** Data follows **

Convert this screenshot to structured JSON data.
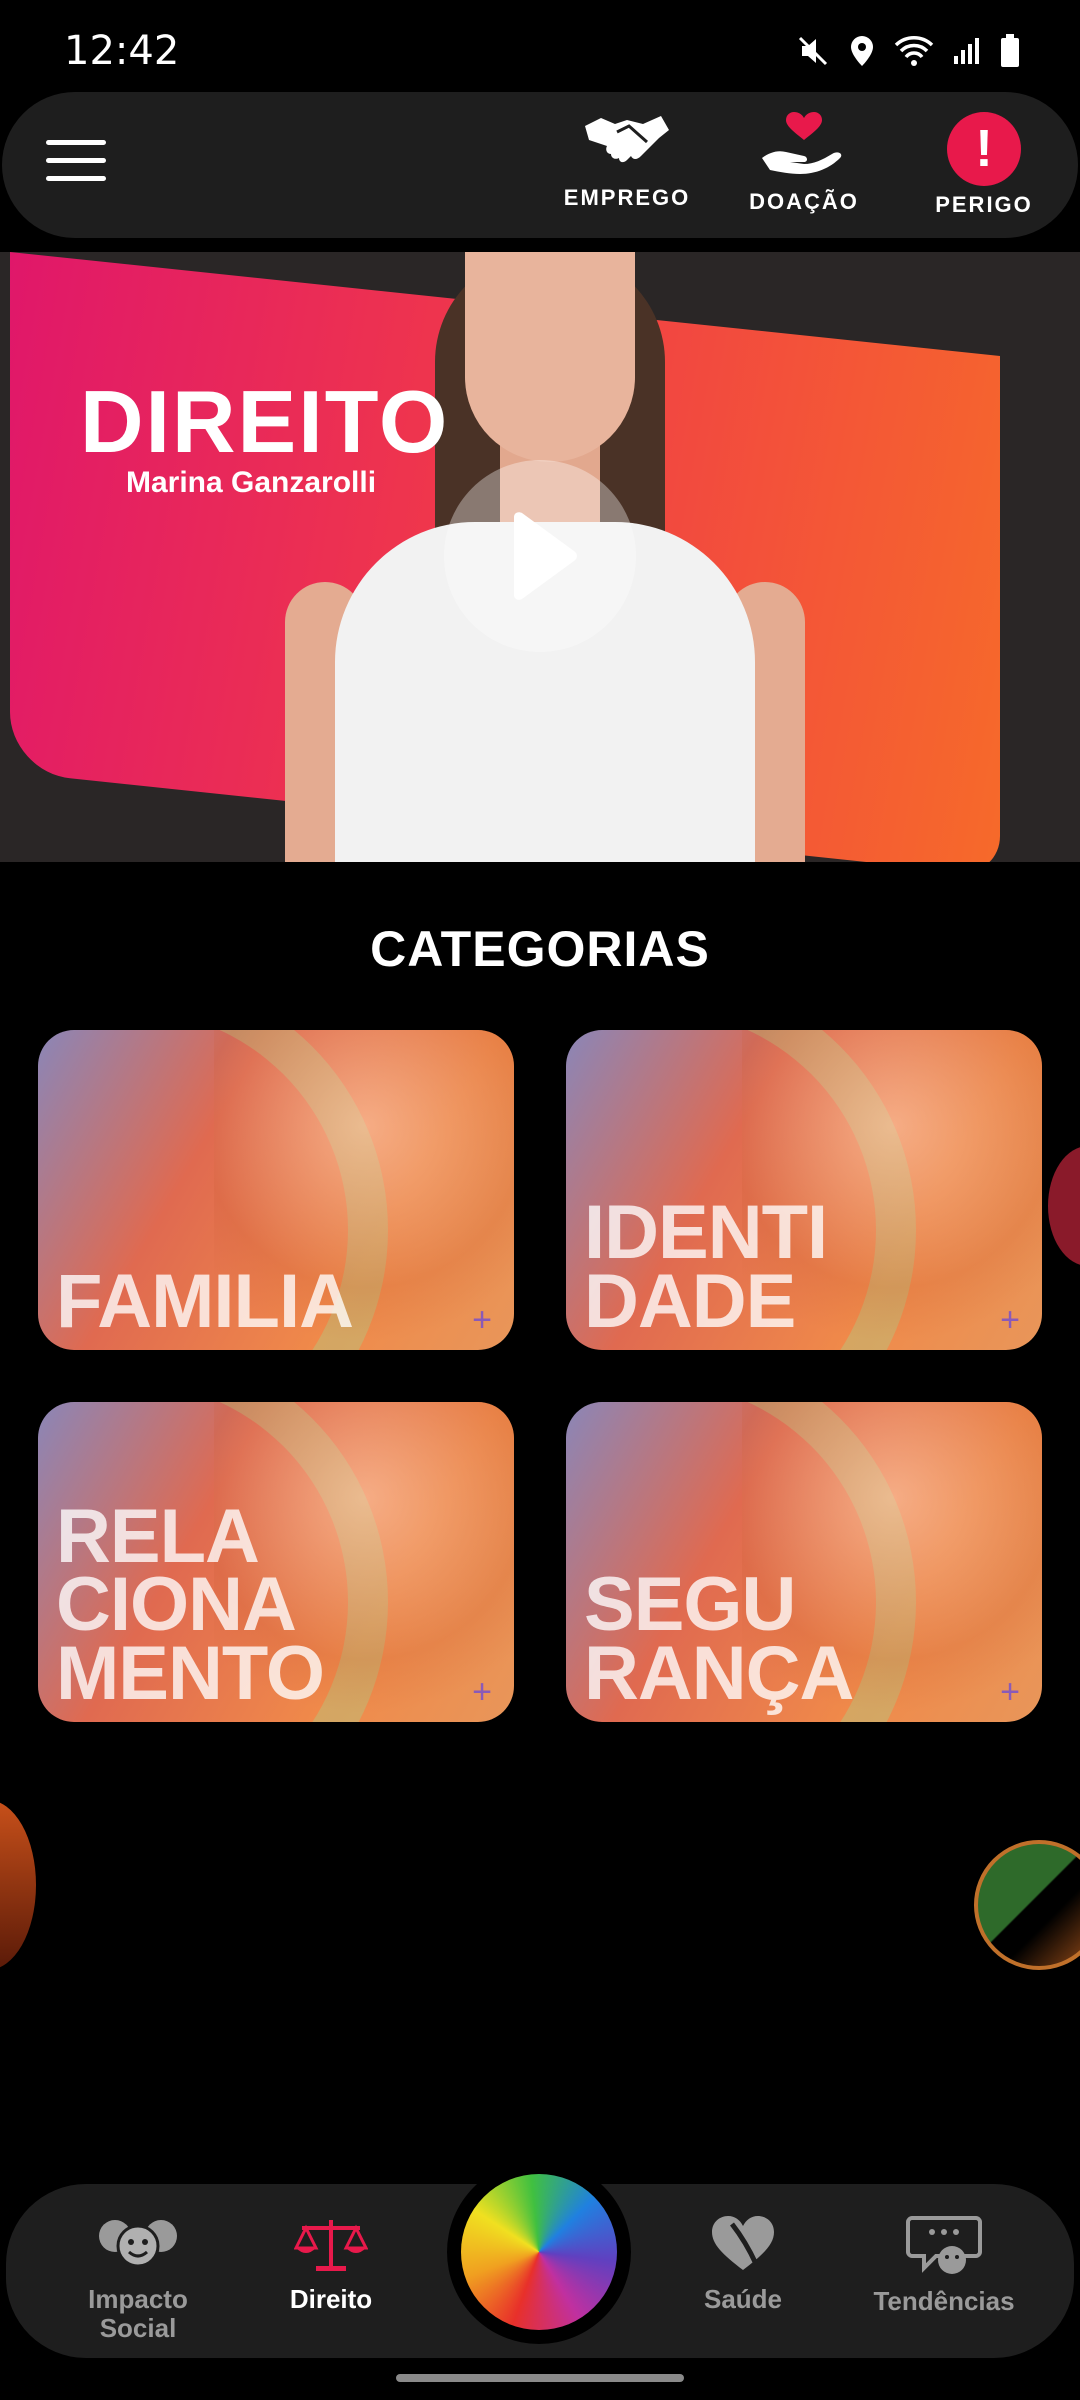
{
  "status": {
    "time": "12:42"
  },
  "top_bar": {
    "actions": [
      {
        "label": "EMPREGO",
        "icon": "handshake-icon"
      },
      {
        "label": "DOAÇÃO",
        "icon": "donation-heart-hand-icon"
      },
      {
        "label": "PERIGO",
        "icon": "danger-alert-icon"
      }
    ]
  },
  "hero": {
    "title": "DIREITO",
    "subtitle": "Marina Ganzarolli"
  },
  "categories": {
    "title": "CATEGORIAS",
    "items": [
      {
        "label": "FAMILIA"
      },
      {
        "label": "IDENTI\nDADE"
      },
      {
        "label": "RELA\nCIONA\nMENTO"
      },
      {
        "label": "SEGU\nRANÇA"
      }
    ]
  },
  "bottom_nav": {
    "items": [
      {
        "label": "Impacto\nSocial",
        "icon": "social-impact-faces-icon"
      },
      {
        "label": "Direito",
        "icon": "scales-icon",
        "active": true
      },
      {
        "label": "Saúde",
        "icon": "health-heart-icon"
      },
      {
        "label": "Tendências",
        "icon": "chat-bubble-icon"
      }
    ]
  },
  "colors": {
    "accent": "#e8194b",
    "background": "#000000",
    "bar": "#1e1e1e"
  }
}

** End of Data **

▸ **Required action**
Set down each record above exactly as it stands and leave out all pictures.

▸ **Output below**
Convert this screenshot to structured JSON data.
{
  "status": {
    "time": "12:42"
  },
  "top_bar": {
    "actions": [
      {
        "label": "EMPREGO",
        "icon": "handshake-icon"
      },
      {
        "label": "DOAÇÃO",
        "icon": "donation-heart-hand-icon"
      },
      {
        "label": "PERIGO",
        "icon": "danger-alert-icon"
      }
    ]
  },
  "hero": {
    "title": "DIREITO",
    "subtitle": "Marina Ganzarolli"
  },
  "categories": {
    "title": "CATEGORIAS",
    "items": [
      {
        "label": "FAMILIA"
      },
      {
        "label": "IDENTI\nDADE"
      },
      {
        "label": "RELA\nCIONA\nMENTO"
      },
      {
        "label": "SEGU\nRANÇA"
      }
    ]
  },
  "bottom_nav": {
    "items": [
      {
        "label": "Impacto\nSocial",
        "icon": "social-impact-faces-icon"
      },
      {
        "label": "Direito",
        "icon": "scales-icon",
        "active": true
      },
      {
        "label": "Saúde",
        "icon": "health-heart-icon"
      },
      {
        "label": "Tendências",
        "icon": "chat-bubble-icon"
      }
    ]
  },
  "colors": {
    "accent": "#e8194b",
    "background": "#000000",
    "bar": "#1e1e1e"
  }
}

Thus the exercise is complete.